How to make chrome run with proxy properly?

If you found a way to make things work, and your only concern is getting too many warnings, you may do things your way discarding the messages:

<your command> 2> /dev/null

You would be redirecting file descriptor (FD) #2, which is stderr, to a "black hole". You may also want to discard messages sent to stdout (FD #1), although this is less common in cases like yours. You have to check how much clutter you get. So, you would have (redirecting only stderr):

google-chrome-stable --proxy-server="socks5://" 2> /dev/null &

or (redirecting stderr and stdout; these are alternative forms of the same command)

google-chrome-stable --proxy-server="socks5://" 2> /dev/null 1>&2 &
google-chrome-stable --proxy-server="socks5://" > /dev/null 2>&1 &

The syntax 2>&1 means redirecting FD #2 to wherever FD #1 goes. The default FD is #1, so > is equivalent to 1>.

For the rare cases you need more info than above, or for the sake of curiosity:

In Bash, what is file descriptor 255 for, can I use it?

I wrote about the various ways Google Chrome is affected by proxy settings. Rather than setting the proxy within Chrome, use the OS' settings instead.

If you are using GNOME, try using gsettings

gsettings set org.gnome.system.proxy.http host ""
gsettings set org.gnome.system.proxy.http port "3128"

Can you download a file from the Internet using wget or curl? Does the following command create an index.html file from Google's homepage?


If your problem is connecting to the SOCKS proxy and it is affecting other applications, try using proxychains or pacproxy.

$ proxychains4 google-chrome

Most likely, your attempt at editing google-chrome.desktop didn't work because that file has more than one Exec entry, and the one you changed wasn't the one that is actually used.

Using the Chrome package for Debian from Google's repository, google-chrome.desktop shows three Exec entries in three distinct sections (groups, in's nomenclature):

$ grep -E '^Exec|^\[|^Name=' /usr/share/applications/google-chrome.desktop 
[Desktop Entry]
Name=Google Chrome
Exec=/usr/bin/google-chrome-stable %U
[Desktop Action new-window]
Name=New Window
[Desktop Action new-private-window]
Name=New Incognito Window
Exec=/usr/bin/google-chrome-stable --incognito

The one with the --incognito option—likely the one you edited—is only executed when you select "New Incognito Window" from a context menu (e.g. after right clicking on Chrome's icon in GNOME Activities).

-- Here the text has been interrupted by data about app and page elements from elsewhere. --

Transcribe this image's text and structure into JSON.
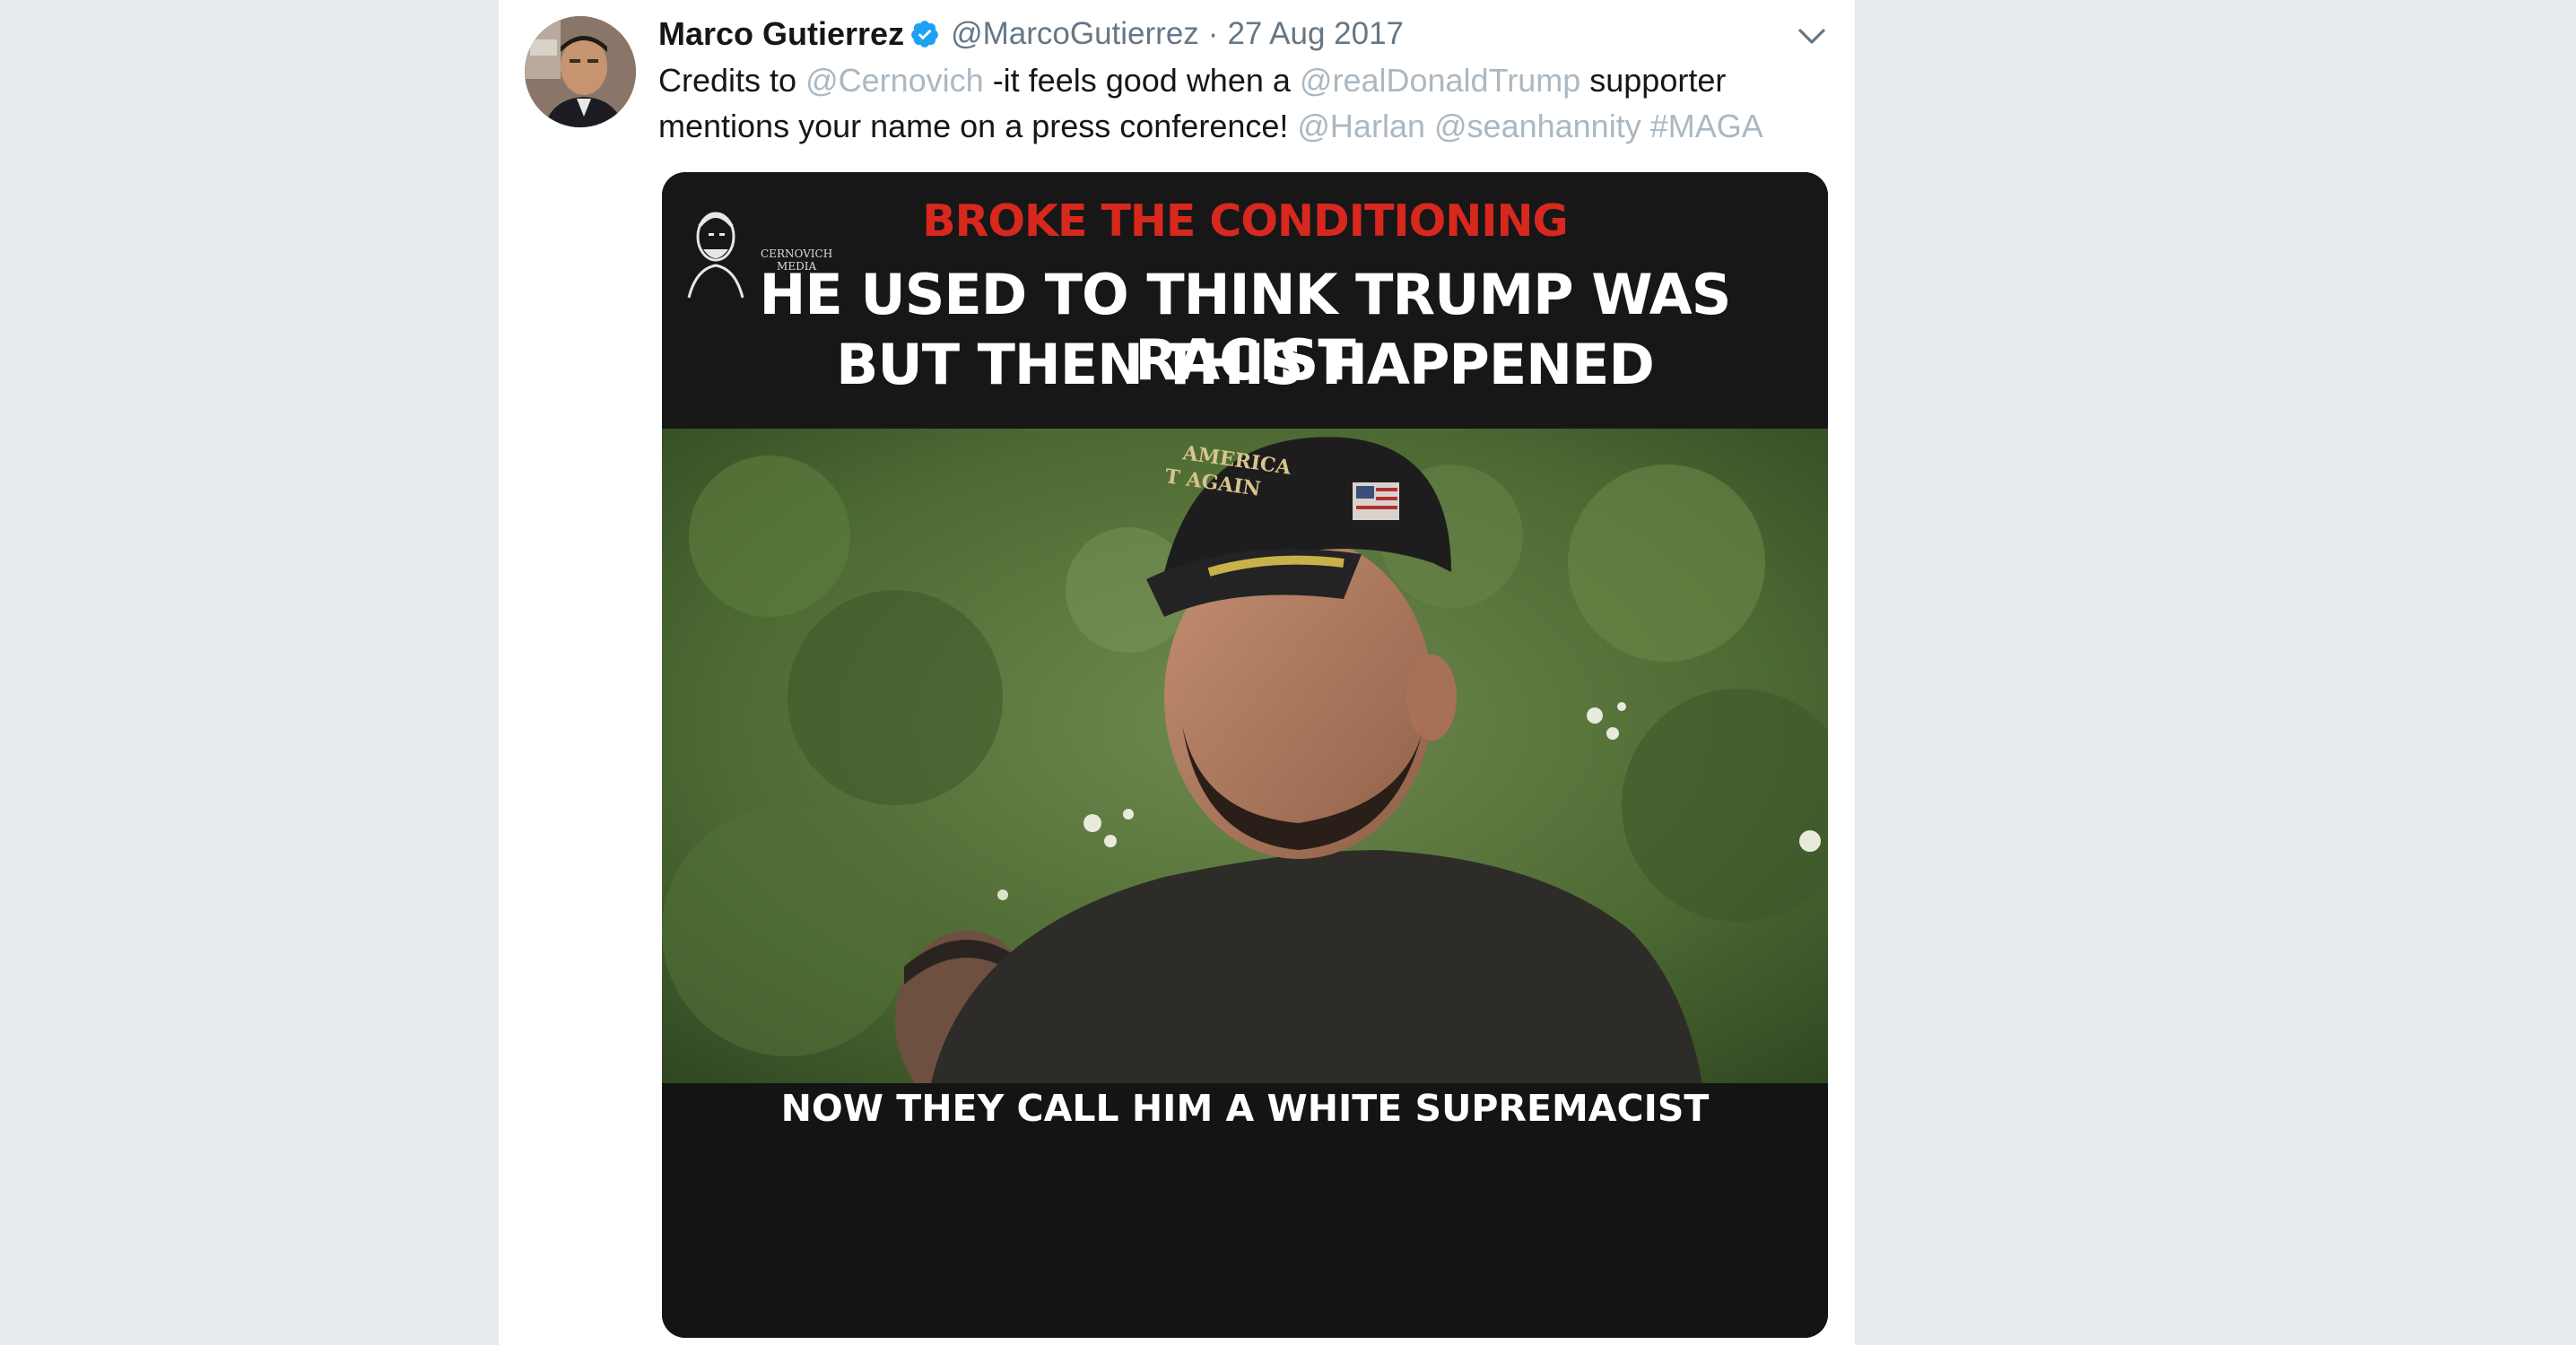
{
  "tweet": {
    "display_name": "Marco Gutierrez",
    "handle": "@MarcoGutierrez",
    "separator": "·",
    "date": "27 Aug 2017",
    "text": {
      "l1_a": "Credits to ",
      "l1_mention1": "@Cernovich",
      "l1_b": " -it feels good when a ",
      "l1_mention2": "@realDonaldTrump",
      "l1_c": " supporter",
      "l2_a": "mentions your name on a press conference! ",
      "l2_mention3": "@Harlan",
      "l2_mention4": "@seanhannity",
      "l2_hashtag": "#MAGA"
    },
    "icons": {
      "verified": "verified-badge-icon",
      "caret": "chevron-down-icon"
    }
  },
  "media": {
    "caption_red": "BROKE THE CONDITIONING",
    "caption_line1": "HE USED TO THINK TRUMP WAS RACIST",
    "caption_line2": "BUT THEN THIS HAPPENED",
    "caption_bottom": "NOW THEY CALL HIM A WHITE SUPREMACIST",
    "watermark_line1": "CERNOVICH",
    "watermark_line2": "MEDIA",
    "hat_text_line1": "AMERICA",
    "hat_text_line2": "T AGAIN"
  },
  "colors": {
    "page_bg": "#e6ecf0",
    "card_bg": "#ffffff",
    "primary_text": "#14171a",
    "secondary_text": "#657786",
    "link_text": "#abb8c2",
    "verified_blue": "#1da1f2",
    "caption_red": "#d8281e"
  }
}
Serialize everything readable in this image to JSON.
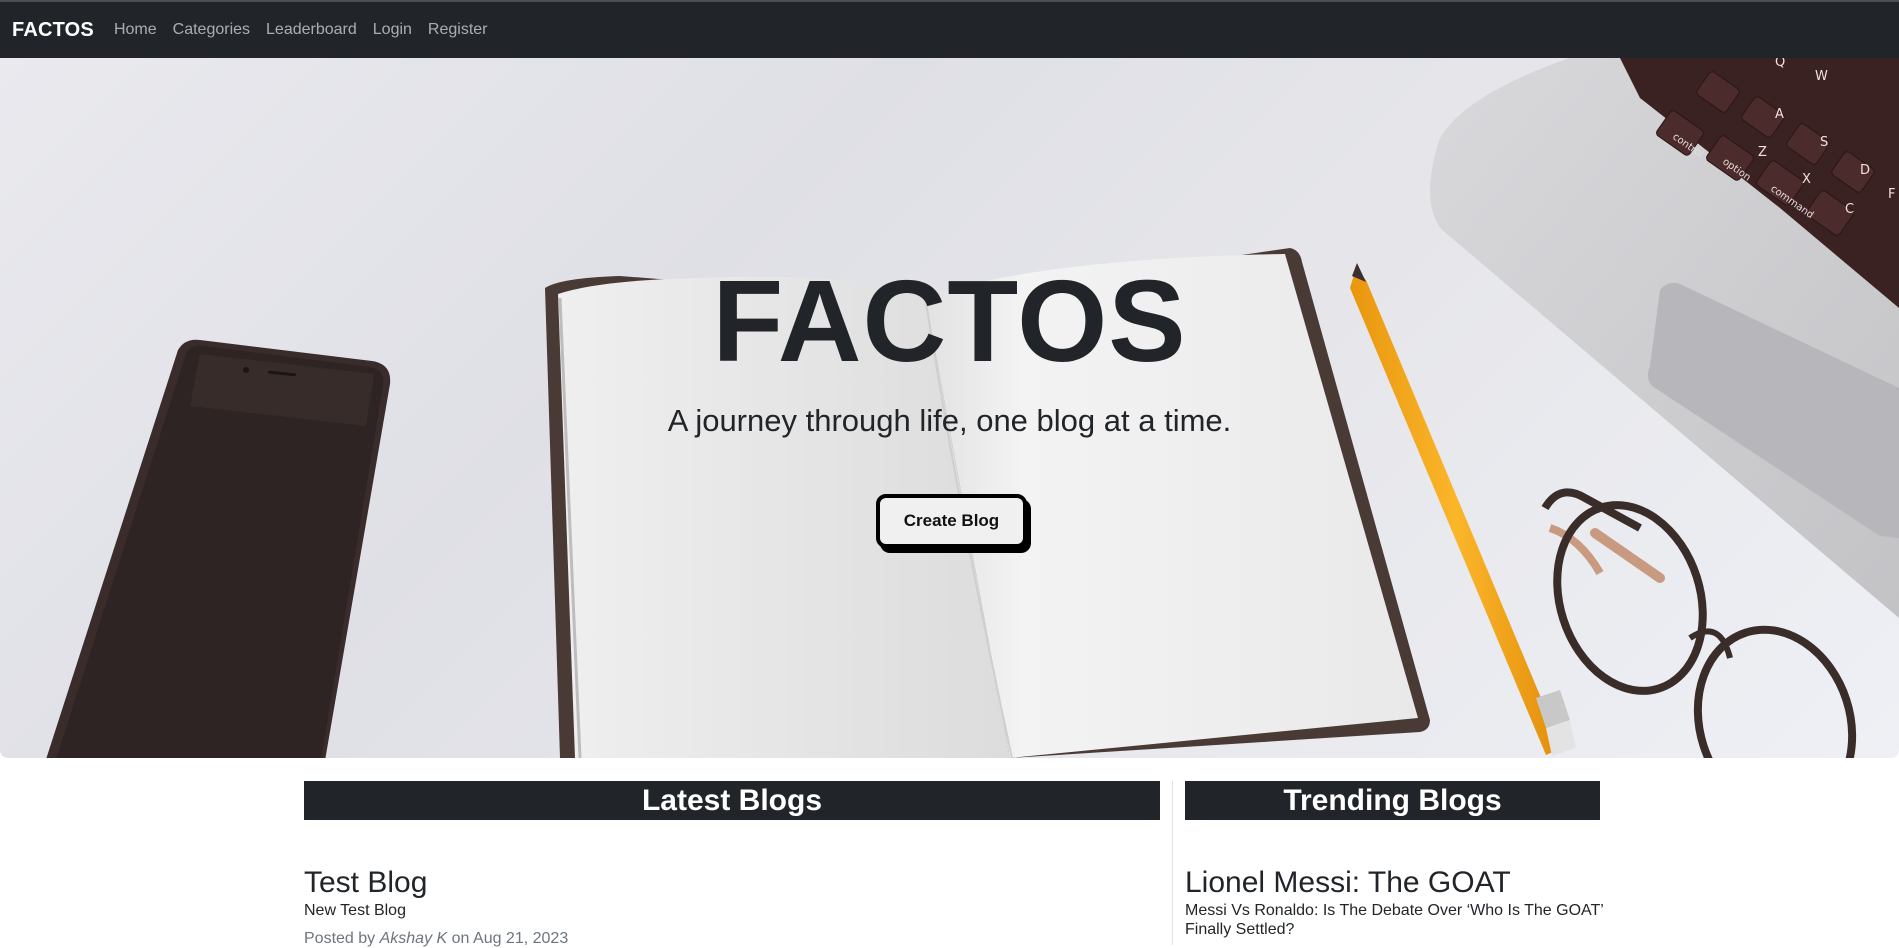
{
  "navbar": {
    "brand": "FACTOS",
    "links": [
      "Home",
      "Categories",
      "Leaderboard",
      "Login",
      "Register"
    ]
  },
  "hero": {
    "title": "FACTOS",
    "tagline": "A journey through life, one blog at a time.",
    "cta_label": "Create Blog",
    "key_labels": [
      "control",
      "option",
      "command",
      "A",
      "S",
      "D",
      "F",
      "Z",
      "X",
      "C",
      "W",
      "Q"
    ]
  },
  "latest": {
    "heading": "Latest Blogs",
    "posts": [
      {
        "title": "Test Blog",
        "subtitle": "New Test Blog",
        "posted_by_prefix": "Posted by",
        "author": "Akshay K",
        "on_text": "on Aug 21, 2023"
      }
    ]
  },
  "trending": {
    "heading": "Trending Blogs",
    "posts": [
      {
        "title": "Lionel Messi: The GOAT",
        "subtitle": "Messi Vs Ronaldo: Is The Debate Over ‘Who Is The GOAT’ Finally Settled?"
      }
    ]
  },
  "colors": {
    "navbar_bg": "#212529",
    "section_header_bg": "#212529",
    "hero_bg": "#e4e5ea",
    "pencil": "#f5a81c"
  }
}
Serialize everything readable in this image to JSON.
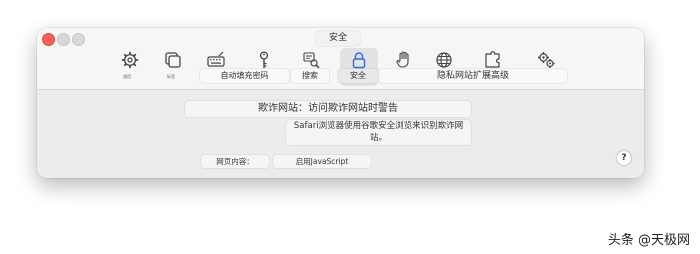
{
  "window": {
    "title": "安全"
  },
  "toolbar": {
    "tiny_labels": {
      "general": "通用",
      "tabs": "标签"
    },
    "labels": {
      "autofill_passwords": "自动填充密码",
      "search": "搜索",
      "security": "安全",
      "privacy_websites_extensions_advanced": "隐私网站扩展高级"
    }
  },
  "content": {
    "fraud_setting": "欺诈网站：访问欺诈网站时警告",
    "fraud_description": "Safari浏览器使用谷歌安全浏览来识别欺诈网站。",
    "web_content_label": "网页内容：",
    "enable_js": "启用JavaScript",
    "help_label": "?"
  },
  "watermark": "头条 @天极网",
  "icons": {
    "general": "gear-icon",
    "tabs": "tabs-icon",
    "autofill": "keyboard-icon",
    "passwords": "key-icon",
    "search": "search-icon",
    "security": "lock-icon",
    "privacy": "hand-icon",
    "websites": "globe-icon",
    "extensions": "puzzle-icon",
    "advanced": "gears-icon"
  },
  "colors": {
    "window_bg": "#ececec",
    "toolbar_bg": "#f6f6f6",
    "accent": "#2f6be8",
    "close": "#fd5f57"
  }
}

Unless your goal was to change the configuration for every user on your system, I suggest you to create your own, customized version of google-chrome.desktop:

$ cp /usr/share/applications/google-chrome.desktop ~/.local/share/applications/

And then edit the Exec entry, at least in the [Desktop Entry] group (you may want to keep the other Exec entries aligned to ensure Chrome will behave the same way no matter what menu entry you used to start it):

Exec=/usr/bin/google-chrome-stable --proxy-server="socks5://proxyURL:proxyPORT" --host-resolver-rules="MAP * ~NOTFOUND , EXCLUDE proxyURL" %U

As noted by Dominik Matis in a comment, you may want to add the --host-resolver-rules option to prevent Chrome's DNS prefetcher from circumventing your proxy settings, as explained in the Chromium documentation.

Adjust proxyURL and proxyPORT as needed; don't forget to set proxyURL for both the --proxy-server and --host-resolver-rules options.

If you want the default opening action to run Chrome without setting any proxy, you may leave the main [Desktop Entry]'s Exec entry untouched and add an action instead. It requires you to

  1. add a name for a new action to the Actions key in the [Desktop Entry] group;
  2. add a new action group.
[Desktop Entry]


[Desktop Action new-proxied-window]
Name=New Proxied Window
Exec=/usr/bin/google-chrome-stable --proxy-server="socks5://proxyURL:proxyPORT" --host-resolver-rules="MAP * ~NOTFOUND , EXCLUDE proxyURL" %U

"New Proxied Window" will then appear as an option when you right click on Chrome's icon (it may require a logout/login). Note that all the concurrently running instances of Chrome will share the same proxy settings of the first one you opened, unless you start them with the --user-data-dir option.